M Sedgwick: In terms of Scottish Power, we were one of the early adopters of PASS 55. We’ve held the certification for well over three years now, and whilst it does provide a good framework in terms of asset management and audit protocol, really we are trying to move things on further, in particular by integrating asset management and process safety principles, which I know we’re going to cover later because I think the real time measurement of asset performance is key to the future improvement.
Just how much can Asset Managers control and has Board level buy-in become better?
Chris Royce, Head of Strategic Asset Management at Anglian Water, discusses how he sees Asset Management changing in the future; why is customer experience so important and how much can asset managers control; has board level buy-in become easier or harder; and is smart technology bringing value for money? Finally, he pinpoints his figures of inspiration – Isambard Kingdom Brunel and artists such as Leonardo Da Vinci, great innovators who combined art and invention to really make a difference.
IQPC Exchange: Firstly, how do you see the future of asset management changing?
C Royce: Asset management has been evolving for the last ten years, and what we’re seeing now is a more integrated approach. The way things are going to operate, I believe, in the future, is more integration between operations and the investment, which will make us more effective, more efficient, and actually almost give better service to our customers.
IQPC Exchange: Looking at customer experience, why is it so important, and how much can asset managers control?
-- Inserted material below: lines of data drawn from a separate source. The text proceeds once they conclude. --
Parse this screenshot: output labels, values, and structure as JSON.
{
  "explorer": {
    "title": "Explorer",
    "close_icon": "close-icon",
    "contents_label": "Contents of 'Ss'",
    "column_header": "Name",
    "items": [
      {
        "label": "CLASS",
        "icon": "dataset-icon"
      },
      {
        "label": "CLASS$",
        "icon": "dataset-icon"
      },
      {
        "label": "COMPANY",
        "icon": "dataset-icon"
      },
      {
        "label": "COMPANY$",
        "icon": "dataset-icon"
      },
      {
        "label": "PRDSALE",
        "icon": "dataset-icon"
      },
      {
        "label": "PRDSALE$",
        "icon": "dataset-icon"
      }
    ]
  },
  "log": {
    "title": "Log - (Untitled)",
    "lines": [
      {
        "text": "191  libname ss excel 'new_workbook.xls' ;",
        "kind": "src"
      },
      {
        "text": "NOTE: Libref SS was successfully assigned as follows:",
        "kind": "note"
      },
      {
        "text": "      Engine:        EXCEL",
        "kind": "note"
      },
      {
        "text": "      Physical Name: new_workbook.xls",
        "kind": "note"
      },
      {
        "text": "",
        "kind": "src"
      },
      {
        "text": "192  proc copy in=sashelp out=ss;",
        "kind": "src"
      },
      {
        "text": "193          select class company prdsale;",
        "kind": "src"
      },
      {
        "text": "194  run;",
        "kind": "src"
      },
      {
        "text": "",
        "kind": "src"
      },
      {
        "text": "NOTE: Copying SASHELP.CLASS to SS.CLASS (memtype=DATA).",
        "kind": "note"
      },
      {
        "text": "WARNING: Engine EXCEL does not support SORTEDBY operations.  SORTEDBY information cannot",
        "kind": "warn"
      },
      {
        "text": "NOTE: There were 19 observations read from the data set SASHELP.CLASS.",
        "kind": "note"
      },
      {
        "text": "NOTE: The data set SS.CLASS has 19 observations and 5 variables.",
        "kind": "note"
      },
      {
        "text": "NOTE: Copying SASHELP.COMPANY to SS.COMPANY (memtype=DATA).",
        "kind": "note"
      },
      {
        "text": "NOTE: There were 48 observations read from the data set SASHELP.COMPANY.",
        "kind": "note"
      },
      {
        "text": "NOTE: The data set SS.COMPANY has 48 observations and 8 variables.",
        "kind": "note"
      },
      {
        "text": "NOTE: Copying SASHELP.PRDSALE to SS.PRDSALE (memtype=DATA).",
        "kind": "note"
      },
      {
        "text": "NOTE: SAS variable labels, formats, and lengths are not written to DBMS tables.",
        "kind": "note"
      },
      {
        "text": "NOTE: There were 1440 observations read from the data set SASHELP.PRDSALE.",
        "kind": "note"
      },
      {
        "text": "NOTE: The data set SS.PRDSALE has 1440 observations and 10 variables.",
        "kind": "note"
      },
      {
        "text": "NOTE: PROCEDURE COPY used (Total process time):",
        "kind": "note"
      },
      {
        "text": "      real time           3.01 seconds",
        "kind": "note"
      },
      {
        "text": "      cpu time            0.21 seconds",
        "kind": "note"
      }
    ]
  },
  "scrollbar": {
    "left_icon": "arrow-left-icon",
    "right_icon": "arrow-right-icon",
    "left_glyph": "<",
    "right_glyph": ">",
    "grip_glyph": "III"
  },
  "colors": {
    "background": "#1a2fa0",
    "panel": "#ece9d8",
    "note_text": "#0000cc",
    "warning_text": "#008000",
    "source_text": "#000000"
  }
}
C Royce: Quite a lot. It’s really important that we put customers first. This is something I’ve been promoting for the last four or five years, that the assets are there to serve our customers. If we didn’t have customers we wouldn’t need the assets. Within the water industry, this has been really important - the customer focus. The SIM, services incentive mechanism, which works at the moment, putting customers first, is really important and making sure that what we do to our assets, the service we provide, is all linked into that customer service. That’s where the water industry is going and has been going for the last few years, and that’s why we’ve done a lot of work on willingness to pay, benefits valuation, etc. That’s the whole essence of the capital maintenance framework, which we work to.
The importance of quick reactions and good relations in Carbon Management
Dave Riley, Carbon Manager at Anglian Water, joins IQPC Exchange to discuss carbon management and whether companies are reacting quickly enough; how much they should be doing; the importance of the relationship with the regulators; and whether smart technology is bringing value for money and how. Finally he identifies his all-time hero, and figure of inspiration, who he pinpoints on merit of his innovation - the inventor of the Lotus kit car.
IQPC Exchange: First of all I’d like to ask you - carbon management; are companies reacting quickly enough?
D Riley: Over the last ten years there’s been a significant improvement in terms of awareness on both carbon management and climate change but if you consider that, in the developing world, we’re using the equivalent resources of three planets, then a real step change is required and what evidence we are seeing towards that step change is unclear. I don’t think it’s happening so therefore, are companies reacting quickly enough? There’s a spectrum. There are companies that are recognising, especially those with strong leadership, that there is a risk to their business where they’re relying on or using finite resources and the combined risks of climate change. Those organisations who understand that risk are starting to react. Those organisations who haven’t really identified that risk are the ones who need to start taking action.
You can hear more from the above expert speakers at the forthcoming Infrastructure Asset Management Exchange, due to take place from 19th – 21st March 2012 at Chelsea Football Club, London, UK. For information about the agenda and to reserve your place, please visit www.iamexchange.com, email exchangeteam@
To download the mp3 and transcript in full please click here: